Salim Hamdan is a small player with a big role.
A former driver for Osama bin Laden, he is about to become the first Guantanamo prisoner to be tried for war crimes in a major test of the US system for prosecuting alleged terrorists.
Hamdan is an unlikely candidate for the history books - a wiry Yemeni father of two with a fourth grade education who is not accused of a direct role in any terrorist attacks.
He is scheduled to go on trial Monday on charges of conspiracy and supporting terrorism before a jury of military officers in a specially built courtroom at a former air strip at the US Navy base in Cuba. A judge in Washington refused yesterday to order a halt to the proceedings.
That means Hamdan, who earned about USD 200 a month as Bin Laden's driver will be the first defendant in a US military war crimes trial since World War II. His case will be watched around the world, the subject of inevitable debate and future legal challenges.
His Pentagon-appointed lawyer, Navy Lt Cmdr Brian Mizer, will argue that the US has zeroed in on too small a target in Hamdan.
"He is a driver and a mechanic, not a member of al-Qaida," Mizer said yesterday.
So far the US has charged 20 Guantanamo prisoners, including Khalid Sheikh Mohammed, the alleged mastermind of the September 11 attacks. One Guantanamo detainee, David Hicks, accepted a plea bargain in 2007, served nine months and is now free in his native Australia.

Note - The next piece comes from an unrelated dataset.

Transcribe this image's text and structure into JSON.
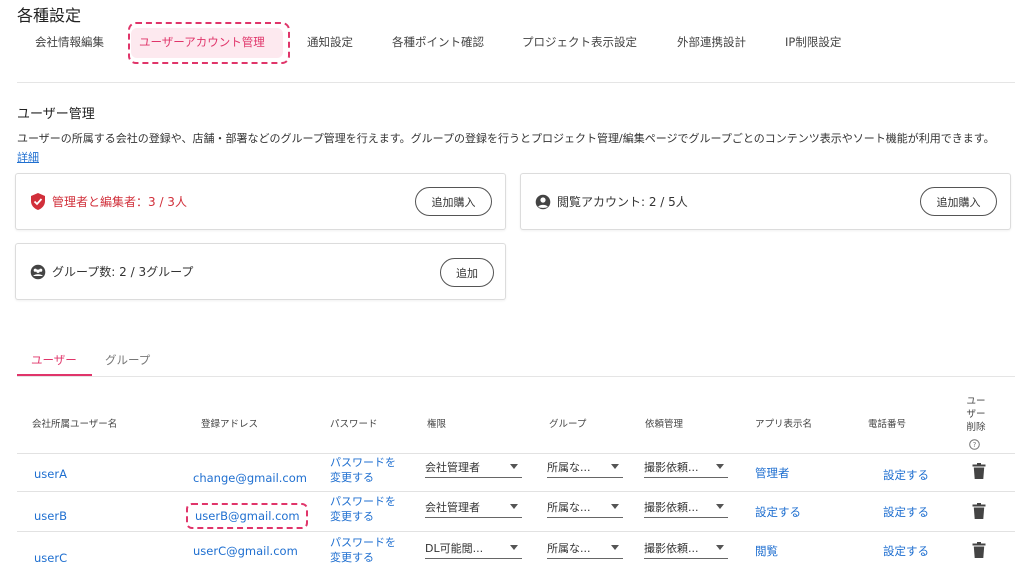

Military prosecutors agree Hamdan is a relatively minor figure, but they say that as a driver he helped carry weapons that were used on the battlefields of Afghanistan and helped bin Laden evade retribution after the September 11 attacks.